Digital Convergence Demands a New Governance Approach. Are you Ready?
Written by John Bree
The digital convergence journey is leading organizations to enhanced data processing, storage, retrieval, and value. At the same time, the regulatory sector is catching up and will likely begin using the same technology breakthroughs that we are implementing to test our compliance capabilities and diligence, and enhance our businesses.
The General Data Protection Regulation (GDPR), Consumer Credit Protection Act (CCPA), Health Insurance Portability and Accountability Act (HIPAA) and The Common Rule, also known as the Federal Policy for the Protection of Human Subjects, are becoming cross-industry challenges – no one is immune!
As we move aggressively to follow the Innovation Mantra, we must be just as aggressive with our tools to measure and track risk identification, controls, compliance and governance in our managed services.
A new paradigm is needed.
In this new world, we must change our focus from Third Party Risk, Control and Governance to Supply & Source Chain Component Oversight. This article is based on a basic difference in Supply and Source chains that I believe impacts how we approach Control, Governance and Risk determination.
For the purpose of the following discussion, Supply Chain is primarily an inbound process where product components are provided from external sources and must meet predefined criteria. Component adherence to agreed criteria can be validated prior to the component being integrated into the final product. Think of airplane parts, consumer goods raw materials, machinery, data processing systems and even applications…..we can test them before we activate them.
Conversely, Source Chains for the purpose of this article are defined as both owned and contracted entities that a company employs to process confidential data that has been entrusted to them by the data set owner.
In Risky Times, Put Oversight First
With automation at the forefront of the majority of IT and Operational services, foundational control and monitoring are critical for an organization to pursue innovation.
It is also essential that Risk, Control, Monitoring and Oversight be considered at the very beginning of the Systems Development Life Cycle (SDLC). I would go so far as to recommend that the cost, both staff and financial be included in the original business case and cost justification calculations.
Many of us have experienced the unenvious position of trying to explain why the original ROI numbers and dates were not realized. It is often a case of additional expenses due to unplanned controls and roll out delays due to poor planning for country regulatory approval.
I personally recall situations where an IT Project Manager developed a global, multi-phase rollout schedule without input from the Privacy Department, only to realize too late that the countries in the first phase would require up to six months regulatory approval. The real sad part was that the countries in the second and third phases required minimal or no regulatory approval.

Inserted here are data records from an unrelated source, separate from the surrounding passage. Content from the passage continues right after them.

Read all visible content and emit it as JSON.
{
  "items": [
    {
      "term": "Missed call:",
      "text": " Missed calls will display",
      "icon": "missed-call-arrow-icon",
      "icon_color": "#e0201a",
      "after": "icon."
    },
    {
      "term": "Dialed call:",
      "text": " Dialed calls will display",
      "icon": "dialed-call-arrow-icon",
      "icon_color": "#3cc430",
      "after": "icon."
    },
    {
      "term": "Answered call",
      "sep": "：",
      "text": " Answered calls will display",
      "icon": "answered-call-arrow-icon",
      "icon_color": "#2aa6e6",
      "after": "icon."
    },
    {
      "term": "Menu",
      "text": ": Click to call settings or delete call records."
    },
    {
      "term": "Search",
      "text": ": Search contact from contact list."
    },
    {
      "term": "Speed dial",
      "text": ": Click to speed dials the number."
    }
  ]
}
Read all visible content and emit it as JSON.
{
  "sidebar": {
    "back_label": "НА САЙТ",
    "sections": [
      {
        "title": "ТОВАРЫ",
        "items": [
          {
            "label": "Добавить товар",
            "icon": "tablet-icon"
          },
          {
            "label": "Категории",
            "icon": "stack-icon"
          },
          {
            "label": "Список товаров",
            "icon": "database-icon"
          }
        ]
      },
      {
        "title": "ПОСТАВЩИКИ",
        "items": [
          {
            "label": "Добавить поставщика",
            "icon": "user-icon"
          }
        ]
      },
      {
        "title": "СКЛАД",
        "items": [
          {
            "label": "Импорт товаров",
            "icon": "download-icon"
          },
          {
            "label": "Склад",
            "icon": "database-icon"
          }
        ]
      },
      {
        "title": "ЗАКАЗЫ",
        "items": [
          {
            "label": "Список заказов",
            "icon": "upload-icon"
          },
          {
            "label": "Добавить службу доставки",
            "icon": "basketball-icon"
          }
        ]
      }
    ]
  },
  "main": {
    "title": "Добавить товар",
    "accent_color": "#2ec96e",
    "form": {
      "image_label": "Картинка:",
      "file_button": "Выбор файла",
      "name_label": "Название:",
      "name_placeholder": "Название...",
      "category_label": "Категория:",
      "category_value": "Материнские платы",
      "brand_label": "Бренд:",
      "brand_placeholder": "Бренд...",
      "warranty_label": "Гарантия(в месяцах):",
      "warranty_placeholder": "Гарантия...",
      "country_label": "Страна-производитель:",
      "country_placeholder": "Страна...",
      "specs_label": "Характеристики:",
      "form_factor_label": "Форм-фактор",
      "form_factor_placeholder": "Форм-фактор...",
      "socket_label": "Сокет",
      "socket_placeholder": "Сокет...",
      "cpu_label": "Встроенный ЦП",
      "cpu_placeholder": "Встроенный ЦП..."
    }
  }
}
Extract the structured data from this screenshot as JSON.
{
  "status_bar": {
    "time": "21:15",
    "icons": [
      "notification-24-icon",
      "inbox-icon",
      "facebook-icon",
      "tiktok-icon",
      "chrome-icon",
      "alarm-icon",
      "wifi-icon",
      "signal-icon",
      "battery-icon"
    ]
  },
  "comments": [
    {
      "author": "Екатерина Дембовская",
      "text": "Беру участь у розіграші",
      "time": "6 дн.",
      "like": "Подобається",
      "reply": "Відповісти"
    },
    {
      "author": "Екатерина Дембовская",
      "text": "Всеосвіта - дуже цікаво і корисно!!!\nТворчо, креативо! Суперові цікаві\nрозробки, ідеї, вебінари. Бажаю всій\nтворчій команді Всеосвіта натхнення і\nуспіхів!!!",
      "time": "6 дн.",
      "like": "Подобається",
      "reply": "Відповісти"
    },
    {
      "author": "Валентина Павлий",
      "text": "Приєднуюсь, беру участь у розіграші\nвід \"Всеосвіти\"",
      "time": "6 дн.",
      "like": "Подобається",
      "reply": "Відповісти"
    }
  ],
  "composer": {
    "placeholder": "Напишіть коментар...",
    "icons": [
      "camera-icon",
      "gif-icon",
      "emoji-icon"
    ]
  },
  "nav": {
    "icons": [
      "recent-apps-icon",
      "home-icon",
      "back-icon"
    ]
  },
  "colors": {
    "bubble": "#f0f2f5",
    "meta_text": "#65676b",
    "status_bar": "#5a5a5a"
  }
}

Another realization in today’s rapid design, testing and implementation timelines is the need to establish sophisticated Continuous Monitoring. Whether it is a new application or system, or the enhancement of an existing platform, changes are occurring at a faster pace and, therefore, the tried and true episodic Risk Assessment of the past is no longer practical.
The Mandate for the Future
Real-time, continuous, multi-category, risk intelligence for both suppliers and locations is the mandate for today and the future. This type of monitoring allows companies to maximize Risk Assessment cycles and cadence, by using changes in vendor behavior to identify specific areas for review and avoid the time and expense of all-encompassing assessments, which can often include 1,000 or more questions. These traditional assessments place a very expensive demand on both the service user and provider.
In addition to pretty much everything As A Service we also have to deal with the challenges below:
Collaborate with Peers
After 40-plus years in the financial and advisory sectors, the one thing that has never changed is the need to be open to new ideas and never forget that success is not a spectator game.
While there is no single solution or approach that will meet all the myriad challenges across the vast spectrum of companies, products and processes, a proven first step is to share our issues and concerns with our peers in open forums provided by IAOP like OWS19.
For more on this topic, attend a panel discussion moderated by John Bree on Governance in the Digital World at this year’s Summit. The session will also feature expert views from Khiv Singh, Vice President Sales and Marketing of Sapience; Donald Mones, Director with MUFG Union Bank; and Punit Bhatia, Privacy & Protection Officer, ING.
Visit the OWS 19 website for regular program updates.